Remove them from the grill. They should look something like this.


Can’t beat this. You will not find any pinfeathers as any that were there are now burned off. I’m hungrey.









Beef Brisket Day

Saturday was shopping day. Costco was my destination.

Ibuprofen was the top of my list. Out for more than 12 hours, I needed the discount box.


Next came some of my favorite sausages and Atlantic salmon for Linda.

As I rounded a corner in the meat section, I spied something I’d been wanting to cook ever since I acquired my Traeger barbecue – a beef brisket. 14.7 pounds at $3.99 per pound.

Immediately I was aware that I might have trouble finding enough eaters. What the hell, I thought, Linda and I will eat what we can and we’ll figure out what to do with the leftovers.

I snatched up the fourteen pounder and headed home.

Called my dad and invited him over. Tried my brother, but he had plans already.

Looked up the Beef Brisket recipe in the cookbook. Beginner’s brisket. That’s me.

Immediately I saw my challenge. It would take somewhere between 8 and 12 hours to properly cook the brisket. Oh well, start early.

At 7:30 AM I plopped the fourteen pounder onto my grill – properly smothered with beef rub from Lockford’s Meat and Sausage. Good stuff.

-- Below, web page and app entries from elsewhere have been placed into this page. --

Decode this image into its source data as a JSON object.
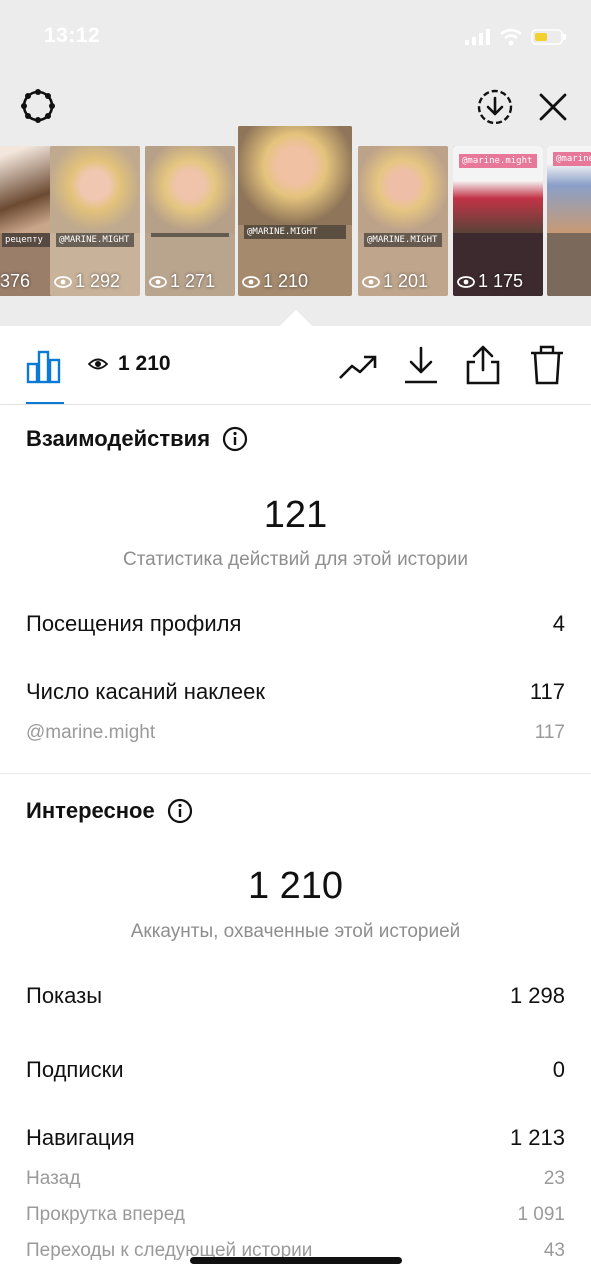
{
  "status_bar": {
    "time": "13:12"
  },
  "thumbnails": [
    {
      "views": "376",
      "caption": "рецепту"
    },
    {
      "views": "1 292",
      "caption": "@MARINE.MIGHT"
    },
    {
      "views": "1 271",
      "caption": ""
    },
    {
      "views": "1 210",
      "caption": "@MARINE.MIGHT"
    },
    {
      "views": "1 201",
      "caption": "@MARINE.MIGHT"
    },
    {
      "views": "1 175",
      "caption": "@marine.might"
    },
    {
      "views": "",
      "caption": "@marine.might"
    }
  ],
  "toolbar": {
    "view_count": "1 210"
  },
  "interactions": {
    "title": "Взаимодействия",
    "total": "121",
    "subtitle": "Статистика действий для этой истории",
    "rows": [
      {
        "label": "Посещения профиля",
        "value": "4"
      },
      {
        "label": "Число касаний наклеек",
        "value": "117"
      }
    ],
    "sub_rows": [
      {
        "label": "@marine.might",
        "value": "117"
      }
    ]
  },
  "discovery": {
    "title": "Интересное",
    "total": "1 210",
    "subtitle": "Аккаунты, охваченные этой историей",
    "rows": [
      {
        "label": "Показы",
        "value": "1 298"
      },
      {
        "label": "Подписки",
        "value": "0"
      },
      {
        "label": "Навигация",
        "value": "1 213"
      }
    ],
    "sub_rows": [
      {
        "label": "Назад",
        "value": "23"
      },
      {
        "label": "Прокрутка вперед",
        "value": "1 091"
      },
      {
        "label": "Переходы к следующей истории",
        "value": "43"
      }
    ]
  },
  "colors": {
    "accent": "#0a7ad6",
    "muted": "#8e8e8e"
  }
}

Signed the final disclosure docs on my Vacation home purchase and watched Fox News Sunday.

With the Traeger temperature on smoke, 185 degrees F I grabbed Lola’s leash and headed around the block for a walk.

Arriving home, I sprayed the beef with the mop sauce and turned the heat up to 225 after four hours.

The meat temperature was now 142 degrees – a little low with only four or five hours to go. I told my dad I’d call him once I knew when the meat would be ready. Then I made arrangements for a conference call to take place on Monday.

With that task completed, I sprayed more mop sauce and turned my radio to the Giants vs As.

At 2 PM, the meat temp was barely 150. The Traeger guide said to be patient and don’t rush the process. I was getting impatient. At least the Giants were ahead.

About 3:30 PM, the meat temp was only 160 and I needed it to be at 180+ plus in order for the brisket to be done by five. Called dad and uninvited him. At his age, he needs to eat on a schedule.

Linda and I sat down to chat while the Traeger continued to smoke. I told her maybe the meat would be ready by 6 PM. She said OK. I opened a bottle of zinfandel and began to sip impatiently.

Continuing to spray the mop sauce periodically, I decided to raise the temp to 250 and began to see improvement. My two temperature gauges were now at 170 and 183 degrees.

I finished half the bottle of zin and the Giants lost. I looked at my iPhone and the time was 6 PM. One temperature gauge said 193 and the other said 180. I elected to cut the brisket in half and put the thick part in my cooler to keep cooking. The thin part of the brisket went to the kitchen where I cut it up appropriately.

My plate was covered in fantastic looking beef. It was fantastic. I over-ate so much that it’s now 10:25 PM and my stomach is still bloated. Oh well, I confirmed that beef brisket is awesome.

A quick internet search confirmed that there are many recipes for left over beef brisket.

IMG_5526 beef brisket



How to cook a roast so it is done rare and medium at the same time.

Roasts are great, especially a prime rib roast, but I can never satisfy everybody. Mostly the guys, like their meat rare or medium rare. The ladies, especially my wife, like their meat cooked to at least medium if not well done.

Until yesterday, I could never solve the problem. In an effort to keep half of the roast from over cooking, I cut the roast in half and put the rare portion in foil. The remainder portion, I left on the Traeger grill to cook longer (thinking it would be more well done).

After a about 20 minutes I removed the portion intended to be medium from the grill and opened the foil on the half that was intended to remain rare.

To my surprise, the half that was in foil was medium and the portion on the Traeger was medium rare. Exactly the opposite of what I was trying to do.

So in failing, I succeeded. And, I learned how to solve my problem.

Pretty simple solution, but not intuitive.